* _Required work_
Filter task. Return each line of the material that holds the string "name".

* _The input_
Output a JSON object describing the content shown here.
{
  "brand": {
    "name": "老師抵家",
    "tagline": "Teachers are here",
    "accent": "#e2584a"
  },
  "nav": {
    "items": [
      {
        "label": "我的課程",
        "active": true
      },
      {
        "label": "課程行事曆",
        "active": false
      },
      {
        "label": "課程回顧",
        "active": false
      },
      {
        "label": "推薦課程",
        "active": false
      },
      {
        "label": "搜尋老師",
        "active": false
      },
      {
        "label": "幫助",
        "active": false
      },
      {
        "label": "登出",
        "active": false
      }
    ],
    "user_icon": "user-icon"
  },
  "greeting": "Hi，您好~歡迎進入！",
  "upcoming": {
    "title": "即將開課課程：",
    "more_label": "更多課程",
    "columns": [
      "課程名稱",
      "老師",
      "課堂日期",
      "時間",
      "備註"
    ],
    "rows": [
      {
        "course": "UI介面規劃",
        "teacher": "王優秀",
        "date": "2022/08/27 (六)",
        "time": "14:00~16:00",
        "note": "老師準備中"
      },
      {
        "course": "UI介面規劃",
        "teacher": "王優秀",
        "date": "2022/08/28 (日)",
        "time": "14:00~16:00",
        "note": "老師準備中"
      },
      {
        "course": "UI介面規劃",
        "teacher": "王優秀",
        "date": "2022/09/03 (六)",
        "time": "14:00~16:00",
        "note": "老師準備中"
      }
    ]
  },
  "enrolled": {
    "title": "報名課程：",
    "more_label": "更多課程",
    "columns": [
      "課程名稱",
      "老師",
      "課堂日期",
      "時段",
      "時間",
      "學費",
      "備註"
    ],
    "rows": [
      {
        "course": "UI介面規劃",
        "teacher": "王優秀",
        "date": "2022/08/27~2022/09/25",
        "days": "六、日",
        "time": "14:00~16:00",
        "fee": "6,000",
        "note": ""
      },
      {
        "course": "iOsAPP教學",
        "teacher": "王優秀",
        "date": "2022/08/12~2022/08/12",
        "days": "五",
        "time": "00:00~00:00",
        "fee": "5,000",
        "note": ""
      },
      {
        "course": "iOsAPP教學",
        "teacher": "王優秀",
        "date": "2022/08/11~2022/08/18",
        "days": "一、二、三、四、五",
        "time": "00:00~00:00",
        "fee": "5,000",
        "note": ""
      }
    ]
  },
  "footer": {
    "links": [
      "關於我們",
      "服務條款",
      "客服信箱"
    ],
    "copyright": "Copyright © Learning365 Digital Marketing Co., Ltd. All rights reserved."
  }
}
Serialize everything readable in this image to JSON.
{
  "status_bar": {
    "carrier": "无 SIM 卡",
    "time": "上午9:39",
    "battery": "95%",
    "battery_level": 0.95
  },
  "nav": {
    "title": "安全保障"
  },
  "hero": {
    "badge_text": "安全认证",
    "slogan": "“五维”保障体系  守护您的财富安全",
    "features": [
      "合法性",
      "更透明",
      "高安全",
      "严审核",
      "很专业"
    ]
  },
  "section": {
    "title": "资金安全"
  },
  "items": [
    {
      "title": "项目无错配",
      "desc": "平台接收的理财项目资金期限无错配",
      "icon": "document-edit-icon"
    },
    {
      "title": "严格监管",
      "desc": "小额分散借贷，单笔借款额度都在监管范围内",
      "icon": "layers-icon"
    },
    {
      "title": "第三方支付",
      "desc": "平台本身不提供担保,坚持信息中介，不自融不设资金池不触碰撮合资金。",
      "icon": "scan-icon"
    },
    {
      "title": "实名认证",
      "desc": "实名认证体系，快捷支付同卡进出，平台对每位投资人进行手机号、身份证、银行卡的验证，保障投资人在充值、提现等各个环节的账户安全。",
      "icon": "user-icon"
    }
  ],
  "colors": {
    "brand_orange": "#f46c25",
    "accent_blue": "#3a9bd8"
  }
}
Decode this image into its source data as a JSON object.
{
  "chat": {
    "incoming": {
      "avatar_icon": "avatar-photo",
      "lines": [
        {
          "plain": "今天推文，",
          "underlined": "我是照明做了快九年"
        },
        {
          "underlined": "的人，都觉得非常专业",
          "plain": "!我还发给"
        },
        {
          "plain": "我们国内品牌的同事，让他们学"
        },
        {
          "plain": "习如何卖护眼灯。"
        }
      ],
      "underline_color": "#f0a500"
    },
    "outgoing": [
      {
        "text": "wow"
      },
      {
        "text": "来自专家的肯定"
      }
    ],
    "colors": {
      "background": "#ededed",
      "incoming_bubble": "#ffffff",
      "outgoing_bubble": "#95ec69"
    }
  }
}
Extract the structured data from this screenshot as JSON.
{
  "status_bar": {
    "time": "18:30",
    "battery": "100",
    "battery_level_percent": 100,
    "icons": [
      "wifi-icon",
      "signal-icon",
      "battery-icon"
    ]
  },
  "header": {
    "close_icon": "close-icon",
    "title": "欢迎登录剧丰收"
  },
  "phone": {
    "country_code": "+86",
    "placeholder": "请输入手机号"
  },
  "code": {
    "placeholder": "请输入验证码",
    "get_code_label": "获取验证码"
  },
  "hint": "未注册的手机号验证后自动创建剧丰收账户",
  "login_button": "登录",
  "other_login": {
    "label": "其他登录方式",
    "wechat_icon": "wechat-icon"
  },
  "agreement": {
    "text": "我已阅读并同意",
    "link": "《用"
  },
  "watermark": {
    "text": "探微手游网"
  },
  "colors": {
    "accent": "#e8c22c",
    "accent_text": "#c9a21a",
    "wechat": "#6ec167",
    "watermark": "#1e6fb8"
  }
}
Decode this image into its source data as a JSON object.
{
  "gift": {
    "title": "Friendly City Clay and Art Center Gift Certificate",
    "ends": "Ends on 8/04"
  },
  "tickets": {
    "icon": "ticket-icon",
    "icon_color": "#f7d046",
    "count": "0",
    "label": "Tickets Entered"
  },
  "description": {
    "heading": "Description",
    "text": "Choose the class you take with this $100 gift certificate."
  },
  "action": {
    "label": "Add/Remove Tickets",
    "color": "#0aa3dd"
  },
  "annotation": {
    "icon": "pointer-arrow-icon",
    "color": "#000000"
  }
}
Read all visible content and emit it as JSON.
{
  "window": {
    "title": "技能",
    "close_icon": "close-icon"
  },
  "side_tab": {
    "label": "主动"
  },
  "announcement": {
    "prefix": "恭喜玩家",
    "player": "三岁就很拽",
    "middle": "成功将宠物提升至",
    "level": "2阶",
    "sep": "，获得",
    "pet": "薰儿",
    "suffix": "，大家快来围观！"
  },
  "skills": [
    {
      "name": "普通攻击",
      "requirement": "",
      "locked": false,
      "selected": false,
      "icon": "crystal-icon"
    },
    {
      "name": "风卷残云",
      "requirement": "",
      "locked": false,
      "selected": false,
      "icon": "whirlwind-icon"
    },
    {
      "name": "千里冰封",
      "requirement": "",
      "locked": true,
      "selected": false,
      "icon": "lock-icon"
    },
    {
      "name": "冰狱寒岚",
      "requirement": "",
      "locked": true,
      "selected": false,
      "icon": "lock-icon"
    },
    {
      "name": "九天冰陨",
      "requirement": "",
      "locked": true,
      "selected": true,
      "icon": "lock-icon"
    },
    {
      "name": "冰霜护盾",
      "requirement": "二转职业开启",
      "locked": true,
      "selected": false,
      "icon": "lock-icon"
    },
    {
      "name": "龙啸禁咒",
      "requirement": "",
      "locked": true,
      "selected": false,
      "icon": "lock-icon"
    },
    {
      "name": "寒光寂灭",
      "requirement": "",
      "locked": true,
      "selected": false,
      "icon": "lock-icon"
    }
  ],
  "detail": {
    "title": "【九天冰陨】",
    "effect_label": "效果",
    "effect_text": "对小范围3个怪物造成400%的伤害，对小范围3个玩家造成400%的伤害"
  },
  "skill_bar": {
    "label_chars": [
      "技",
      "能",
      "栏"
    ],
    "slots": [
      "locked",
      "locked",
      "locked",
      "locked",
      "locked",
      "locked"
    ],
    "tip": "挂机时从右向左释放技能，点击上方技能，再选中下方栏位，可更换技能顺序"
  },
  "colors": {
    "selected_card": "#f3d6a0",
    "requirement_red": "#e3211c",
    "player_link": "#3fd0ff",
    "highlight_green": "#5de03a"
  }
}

* _Result for this task_
    "name": "老師抵家",
      "name": "普通攻击",
      "name": "风卷残云",
      "name": "千里冰封",
      "name": "冰狱寒岚",
      "name": "九天冰陨",
      "name": "冰霜护盾",
      "name": "龙啸禁咒",
      "name": "寒光寂灭",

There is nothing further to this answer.